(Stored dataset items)
━━━

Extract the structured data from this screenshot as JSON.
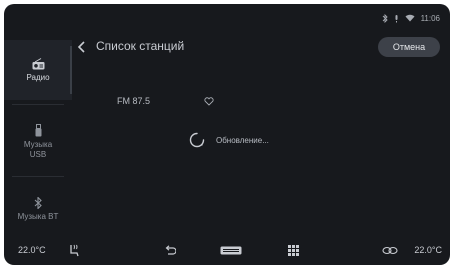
{
  "status_bar": {
    "time": "11:06",
    "icons": [
      "bluetooth-icon",
      "mute-icon",
      "wifi-icon"
    ]
  },
  "sidebar": {
    "items": [
      {
        "label": "Радио",
        "icon": "radio-icon",
        "active": true
      },
      {
        "label": "Музыка USB",
        "icon": "usb-icon",
        "active": false
      },
      {
        "label": "Музыка BT",
        "icon": "bluetooth-icon",
        "active": false
      }
    ]
  },
  "header": {
    "title": "Список станций",
    "cancel_label": "Отмена"
  },
  "station": {
    "name": "FM 87.5"
  },
  "loading": {
    "text": "Обновление..."
  },
  "bottom_bar": {
    "temp_left": "22.0°C",
    "temp_right": "22.0°C",
    "icons": [
      "seat-heat-icon",
      "back-icon",
      "hvac-icon",
      "apps-grid-icon",
      "recirculation-icon"
    ]
  },
  "colors": {
    "background": "#17191d",
    "active_item": "#202329",
    "button": "#3d4149",
    "text": "#c9ccd2"
  }
}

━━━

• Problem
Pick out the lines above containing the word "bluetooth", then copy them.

• Written response
      "bluetooth-icon",
        "icon": "bluetooth-icon",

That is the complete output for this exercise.